- Ventilation – correct air change rates
- Comfort – temperature and relative humidity
- Fume Cupboards – potential changes in sizes and quantities
Reducing Lab Energy’s Footprint
An Aircuity program can often run labs safely down to two (2) or three (3) air changes per hour (ACH) saving significant energy and reducing the size of HVAC equipment and assemblies.
98% of the time air quality is clean. It’s only a small amount of time that you actually need to increase airflow to clear the air and keep it clean.
Researcher’s safety is enhanced by ensuring that air quality adheres to strict safety standards.
Continuous monitoring of the lab environment provides data on air quality 24/7.
For individual labs with higher than average heat loads then decoupling thermal and airflow control requirements will often increase flexibility and efficiency for the future.
Before considering control strategies, we must first understand the fundamentals and know the types of devices that are available for control and monitoring.

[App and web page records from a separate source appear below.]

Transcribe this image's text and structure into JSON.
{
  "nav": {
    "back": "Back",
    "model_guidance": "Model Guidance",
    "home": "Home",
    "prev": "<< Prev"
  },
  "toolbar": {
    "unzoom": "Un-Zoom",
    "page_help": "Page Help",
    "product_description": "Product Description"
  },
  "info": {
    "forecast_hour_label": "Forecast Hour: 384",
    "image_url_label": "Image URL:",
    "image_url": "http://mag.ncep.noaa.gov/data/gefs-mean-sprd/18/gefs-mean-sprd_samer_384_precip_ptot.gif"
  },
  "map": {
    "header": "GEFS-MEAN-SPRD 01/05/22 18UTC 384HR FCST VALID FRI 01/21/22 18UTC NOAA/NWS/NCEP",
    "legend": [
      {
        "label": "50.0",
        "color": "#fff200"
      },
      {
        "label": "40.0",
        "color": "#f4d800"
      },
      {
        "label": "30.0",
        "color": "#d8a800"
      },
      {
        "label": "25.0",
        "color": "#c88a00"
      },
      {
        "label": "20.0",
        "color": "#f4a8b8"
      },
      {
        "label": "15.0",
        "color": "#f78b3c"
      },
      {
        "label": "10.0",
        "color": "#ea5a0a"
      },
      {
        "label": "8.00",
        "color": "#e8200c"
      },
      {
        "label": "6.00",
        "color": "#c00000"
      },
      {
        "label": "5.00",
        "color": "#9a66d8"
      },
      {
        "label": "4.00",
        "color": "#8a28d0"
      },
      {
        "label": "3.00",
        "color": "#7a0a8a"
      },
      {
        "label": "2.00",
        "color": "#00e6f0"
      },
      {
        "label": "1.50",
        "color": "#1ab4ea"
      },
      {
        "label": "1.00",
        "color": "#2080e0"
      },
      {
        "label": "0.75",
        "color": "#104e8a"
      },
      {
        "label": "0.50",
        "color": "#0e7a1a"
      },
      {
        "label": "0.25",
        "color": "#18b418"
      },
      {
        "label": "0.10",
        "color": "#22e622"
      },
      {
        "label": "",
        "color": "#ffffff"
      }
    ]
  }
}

Room pressurisation – volumetric offset control provides better performance in most rooms because it is independent of door operation and controls to lower pressurisation levels of 2 to 10Pa. Air volume data l/s in and out of the room verifies ventilation in a user-friendly number of air changes per hour (ACH).
Fume cupboard exhaust airflow – maintaining the desired face velocity m/s at the fume cupboard particularly on a laboratory manifold variable air volume exhaust system can be challenging. The consequences of incorrect face velocity can lead to unsafe conditions with loss of containment when face velocity is too low and energy waste when face velocity is too high. Learn more